I first met Bernardo at Cannes when I was there for Merry Christmas Mr. Lawrence. Oshima introduced me to him at a party, and he was talking on and on about this movie he was producing, which was The Last Emperor. Then, after some years, I got a phone call. Then a script was sent to me, and I was told to go to China immediately … but as an actor. When I read the script I saw that my character, Amakasu, commits hara-kiri. That didn’t sit well with me. It was symbolic of this traditionalist Japanese stereotype that I don’t really like. It was kind of inconceivable for someone [as modern as] him at the time to commit suicide by seppuku. I thought it wasn’t right for the film, which was trying to be a historical tale. Amakasu is a fascinating character because, although he’s a fascistic military person well-known for killing anarchists, he lives in Paris before going to Manchukuo. Also, in the film, his office is decorated with a very futurist and modernist design. I was able to talk this through and finally convince Bernardo to change the sword to a gun.

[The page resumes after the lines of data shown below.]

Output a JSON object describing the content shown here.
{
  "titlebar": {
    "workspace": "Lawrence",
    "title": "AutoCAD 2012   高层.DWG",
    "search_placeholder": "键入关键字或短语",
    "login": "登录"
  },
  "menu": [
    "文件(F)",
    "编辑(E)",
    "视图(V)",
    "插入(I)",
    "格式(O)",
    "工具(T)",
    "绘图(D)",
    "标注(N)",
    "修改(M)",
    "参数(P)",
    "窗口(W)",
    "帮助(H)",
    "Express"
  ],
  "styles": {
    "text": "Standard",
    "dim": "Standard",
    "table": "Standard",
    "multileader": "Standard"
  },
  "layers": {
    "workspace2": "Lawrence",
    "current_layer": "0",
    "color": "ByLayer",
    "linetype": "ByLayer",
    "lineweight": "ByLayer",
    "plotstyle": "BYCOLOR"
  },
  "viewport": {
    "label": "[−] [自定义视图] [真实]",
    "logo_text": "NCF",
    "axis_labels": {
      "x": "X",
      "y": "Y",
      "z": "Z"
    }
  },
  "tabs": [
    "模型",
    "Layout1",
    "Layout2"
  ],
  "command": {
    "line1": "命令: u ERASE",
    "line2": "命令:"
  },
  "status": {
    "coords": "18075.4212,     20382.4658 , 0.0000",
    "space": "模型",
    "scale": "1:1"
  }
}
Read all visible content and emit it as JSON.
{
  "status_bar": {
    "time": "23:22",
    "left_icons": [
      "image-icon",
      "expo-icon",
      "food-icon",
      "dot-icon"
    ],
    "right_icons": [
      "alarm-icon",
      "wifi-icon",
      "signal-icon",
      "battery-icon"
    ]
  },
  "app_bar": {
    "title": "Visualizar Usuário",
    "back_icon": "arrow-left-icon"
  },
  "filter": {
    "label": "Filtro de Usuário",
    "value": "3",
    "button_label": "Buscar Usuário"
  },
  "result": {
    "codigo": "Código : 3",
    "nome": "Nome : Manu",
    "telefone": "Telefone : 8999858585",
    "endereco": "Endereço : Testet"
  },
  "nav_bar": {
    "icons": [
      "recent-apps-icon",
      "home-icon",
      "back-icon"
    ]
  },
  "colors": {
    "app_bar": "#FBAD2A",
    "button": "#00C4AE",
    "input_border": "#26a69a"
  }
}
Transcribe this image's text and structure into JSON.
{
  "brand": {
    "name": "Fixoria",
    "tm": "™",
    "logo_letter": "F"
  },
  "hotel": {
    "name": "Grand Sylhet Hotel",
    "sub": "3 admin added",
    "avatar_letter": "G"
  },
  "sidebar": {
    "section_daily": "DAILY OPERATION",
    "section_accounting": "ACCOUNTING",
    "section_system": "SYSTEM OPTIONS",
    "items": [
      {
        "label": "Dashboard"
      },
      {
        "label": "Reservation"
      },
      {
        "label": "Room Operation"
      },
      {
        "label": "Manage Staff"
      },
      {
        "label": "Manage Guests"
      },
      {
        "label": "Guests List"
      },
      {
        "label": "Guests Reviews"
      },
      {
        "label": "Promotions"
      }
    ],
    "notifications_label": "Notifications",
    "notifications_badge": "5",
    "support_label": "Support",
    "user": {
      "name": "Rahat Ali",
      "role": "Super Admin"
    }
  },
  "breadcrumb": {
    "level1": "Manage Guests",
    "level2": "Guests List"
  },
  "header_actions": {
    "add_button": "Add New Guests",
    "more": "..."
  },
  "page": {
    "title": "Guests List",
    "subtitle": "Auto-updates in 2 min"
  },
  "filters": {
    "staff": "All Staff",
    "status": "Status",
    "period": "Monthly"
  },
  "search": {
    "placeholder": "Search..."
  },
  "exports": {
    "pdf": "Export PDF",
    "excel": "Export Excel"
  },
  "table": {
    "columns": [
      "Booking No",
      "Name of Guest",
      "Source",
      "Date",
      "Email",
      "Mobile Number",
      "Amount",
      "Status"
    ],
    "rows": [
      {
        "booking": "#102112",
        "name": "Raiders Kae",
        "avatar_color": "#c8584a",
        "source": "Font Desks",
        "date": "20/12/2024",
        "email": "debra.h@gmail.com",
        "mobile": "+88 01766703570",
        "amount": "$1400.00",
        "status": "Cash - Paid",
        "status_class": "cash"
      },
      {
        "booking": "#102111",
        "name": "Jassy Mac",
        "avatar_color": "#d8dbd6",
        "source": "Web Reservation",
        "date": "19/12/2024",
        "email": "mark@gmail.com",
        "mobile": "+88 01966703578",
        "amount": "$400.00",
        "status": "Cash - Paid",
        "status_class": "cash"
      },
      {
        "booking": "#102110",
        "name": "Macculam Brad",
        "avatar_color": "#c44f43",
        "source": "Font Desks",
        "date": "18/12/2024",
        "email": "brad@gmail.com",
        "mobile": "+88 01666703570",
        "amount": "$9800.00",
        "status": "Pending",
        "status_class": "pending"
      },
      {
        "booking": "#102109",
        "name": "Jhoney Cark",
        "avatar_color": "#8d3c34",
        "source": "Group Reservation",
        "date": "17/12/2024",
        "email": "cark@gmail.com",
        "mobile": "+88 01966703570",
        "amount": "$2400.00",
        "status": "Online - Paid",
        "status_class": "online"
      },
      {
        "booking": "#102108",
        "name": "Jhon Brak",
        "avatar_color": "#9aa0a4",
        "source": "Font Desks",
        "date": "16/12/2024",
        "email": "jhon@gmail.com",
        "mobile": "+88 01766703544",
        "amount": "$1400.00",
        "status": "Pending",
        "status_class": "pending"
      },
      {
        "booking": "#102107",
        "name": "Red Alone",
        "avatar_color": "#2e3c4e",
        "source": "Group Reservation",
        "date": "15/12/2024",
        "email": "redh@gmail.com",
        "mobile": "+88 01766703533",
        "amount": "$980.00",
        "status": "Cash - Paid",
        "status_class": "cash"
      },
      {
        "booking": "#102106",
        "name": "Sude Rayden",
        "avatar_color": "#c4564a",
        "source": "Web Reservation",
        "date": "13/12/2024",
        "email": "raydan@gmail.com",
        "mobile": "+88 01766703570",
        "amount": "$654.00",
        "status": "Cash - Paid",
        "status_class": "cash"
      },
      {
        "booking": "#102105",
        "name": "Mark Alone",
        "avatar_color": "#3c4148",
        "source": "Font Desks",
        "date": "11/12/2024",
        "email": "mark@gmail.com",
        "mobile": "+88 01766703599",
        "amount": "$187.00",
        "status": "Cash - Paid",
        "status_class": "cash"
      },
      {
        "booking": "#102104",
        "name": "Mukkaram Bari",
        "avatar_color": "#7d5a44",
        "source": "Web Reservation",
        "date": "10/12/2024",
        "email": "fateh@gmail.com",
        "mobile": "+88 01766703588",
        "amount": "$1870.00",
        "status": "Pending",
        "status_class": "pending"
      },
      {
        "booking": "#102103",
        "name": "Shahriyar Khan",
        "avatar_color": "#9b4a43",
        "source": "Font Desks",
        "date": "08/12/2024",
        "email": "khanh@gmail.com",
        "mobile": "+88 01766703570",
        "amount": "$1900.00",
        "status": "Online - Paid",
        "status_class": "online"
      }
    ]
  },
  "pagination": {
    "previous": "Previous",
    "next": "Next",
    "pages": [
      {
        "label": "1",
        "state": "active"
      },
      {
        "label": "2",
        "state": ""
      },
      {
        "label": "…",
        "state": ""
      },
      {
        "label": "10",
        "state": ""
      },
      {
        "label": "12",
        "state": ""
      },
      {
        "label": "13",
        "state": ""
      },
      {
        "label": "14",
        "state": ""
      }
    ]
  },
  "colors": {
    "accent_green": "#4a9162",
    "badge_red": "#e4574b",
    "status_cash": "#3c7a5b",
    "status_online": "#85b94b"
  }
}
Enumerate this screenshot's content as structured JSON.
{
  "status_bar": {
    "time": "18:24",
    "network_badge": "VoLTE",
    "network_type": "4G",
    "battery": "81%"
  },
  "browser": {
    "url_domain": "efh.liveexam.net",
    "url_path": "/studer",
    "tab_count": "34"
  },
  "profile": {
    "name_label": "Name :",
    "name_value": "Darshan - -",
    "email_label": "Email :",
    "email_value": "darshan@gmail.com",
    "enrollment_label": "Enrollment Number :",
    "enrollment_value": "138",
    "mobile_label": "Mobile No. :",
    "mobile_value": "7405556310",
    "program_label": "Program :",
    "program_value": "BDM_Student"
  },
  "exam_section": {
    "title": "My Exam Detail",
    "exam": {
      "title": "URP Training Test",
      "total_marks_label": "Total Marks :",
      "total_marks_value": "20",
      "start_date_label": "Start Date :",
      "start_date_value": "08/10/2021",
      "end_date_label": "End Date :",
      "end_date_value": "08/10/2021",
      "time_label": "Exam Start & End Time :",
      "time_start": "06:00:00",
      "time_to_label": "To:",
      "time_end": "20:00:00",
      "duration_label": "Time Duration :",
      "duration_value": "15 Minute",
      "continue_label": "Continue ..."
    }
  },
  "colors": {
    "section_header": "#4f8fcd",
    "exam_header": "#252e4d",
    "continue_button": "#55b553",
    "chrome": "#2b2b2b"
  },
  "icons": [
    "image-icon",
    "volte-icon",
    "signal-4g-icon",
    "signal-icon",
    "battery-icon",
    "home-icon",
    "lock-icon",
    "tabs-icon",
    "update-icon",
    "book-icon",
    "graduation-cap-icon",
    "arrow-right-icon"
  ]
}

During the shooting, there were a lot of Chinese-American actors, coming from California mainly, but they were working inside the actual Forbidden City. They had these traditional Chinese hairstyles, these long queues, and this hairstyle was so strange for someone to have after the revolution in Chinese society. So the Chinese people thought they looked like ghosts from the old world and really hated watching those guys walk around in the palace. It was so funny.
When shooting was done in China, we did interior shooting at Cinecittà. I saw Marcello Mastroianni there, walking in the yard with a cigar—it was unreal. After shooting was done and a few months passed, I got a phone call from the producer about doing the music for the film.
You hadn’t planned on that originally?
No. I said, “Well, how long do I have?” And he said one week. One week for this giant, epic film! I asked for two weeks. Of course I was complaining, but one time Bertolucci had said, “Well, Ennio Morricone did it,” so I had to do it. I wrote forty-five music cues in one week. I found Chinese musicians around Tokyo and recorded them and then I brought everything to London. Just after arriving, I played the music for Bertolucci, the editor, and some other Italian crew members. I played a piece called “Rain” and they started holding each other and crying “Bellissimo! Bellissimo! Molto bellissimo!” This is the pleasure of working with Italian people. That is the reason I can’t stop working with people like Bertolucci.
I imagine the process changes from director to director, but do you enjoy immersing yourself in someone else’s creative universe when scoring a film?
To me, it’s always a struggle to work on film music because each filmmaker is very different and it’s almost impossible to satisfy someone completely by writing music. But I keep coming back because, as when I worked with the Italians, it can be the ultimate pleasure. It’s also good for me and for my music because it forces me to learn new things, like North African music for The Sheltering Sky, Chinese music for The Last Emperor, or Celtic music for Wuthering Heights. Each time is like a little journey into an unknown culture.